When we eventually found a house we could afford to rent (the social had come through with financial help for us by this point), it was way up in the mountains and pretty much a tumble-down shack but that didn’t matter - it was a roof over our heads and we could stay as long as we needed to. As it turned out, those six months spent living at Bontveit were some of the best of my life - the people on the mountain were incredibly friendly and the nature…. well, you’d have to see the place to believe it. Who wouldn’t want to go swimming in a natural pool at the foot of a huge waterfall whenever the sun shone (and it did that year - a lot!)? Who wouldn’t want to eat breakfast on the veranda whilst looking out across the valley where an eagle flew across every morning? I’d swap it again for town life any day! We still didn’t have much in the way of material possessions - just a few bits of second-hand furniture we’d manage to find at the local Sally Army shop - but we had each other and we were immensely happy. Until my ex got sick that is… then things went pear-shaped again and we headed off back to England. And here we still are, minus the ex but with experience that has helped shape us.

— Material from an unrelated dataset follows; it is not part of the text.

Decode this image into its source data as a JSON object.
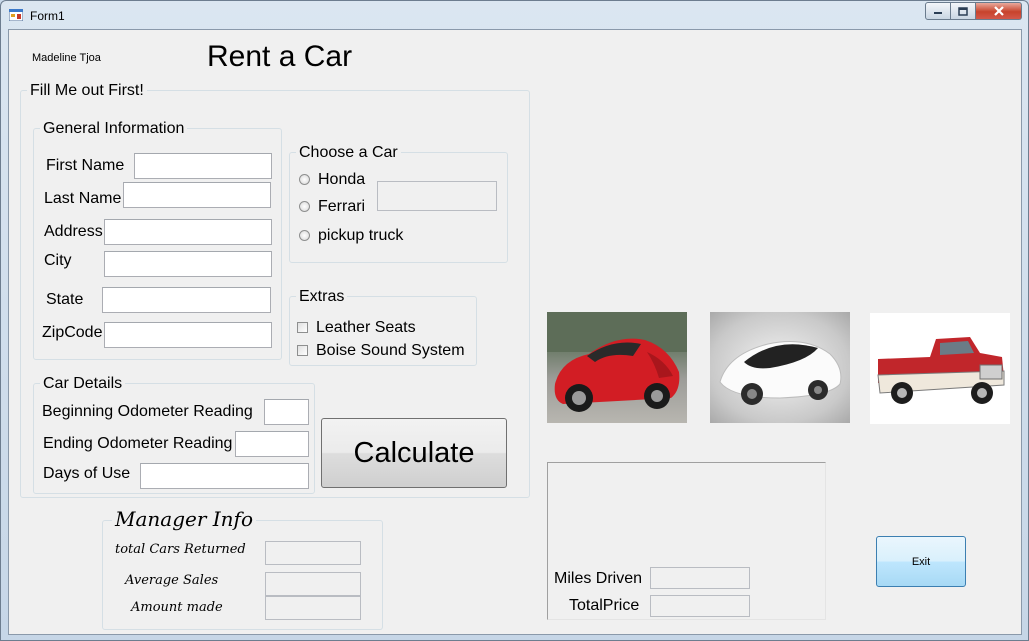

Being homeless and broke was tough, there’s absolutely no doubt about that. You worry constantly about where the next meal’s coming from, where you’re going to put your head down for the night, how the children are going to be effected by it all, what it might do to your health and much, much more. For the sake of the children we had to try to hide the severity of the situation, but it isn’t easy when everything around you seems bleak and you’ve no idea what the future might bring. You try to stay optimistic and find the little things that still make life good, but for every night you spent sleepless, worrying, it becomes increasingly difficult. And although you don’t want to feel bitter, when you see people spending money on luxuries that they take back to their huge, expensive homes, it’s difficult not to be.
NOBODY should have to experience homelessness EVER. If we all shared the resources we have more equally, it would never need to happen. Basic shelter, food and clothing are surely HUMAN RIGHTS?
To find out more about homelessness in England and Scotland, please visit Shelter. You can also make a donation on the site to help eradicate homelessness and help the many who are experiencing our government's failure to provide adequate housing for those who are in need of it most.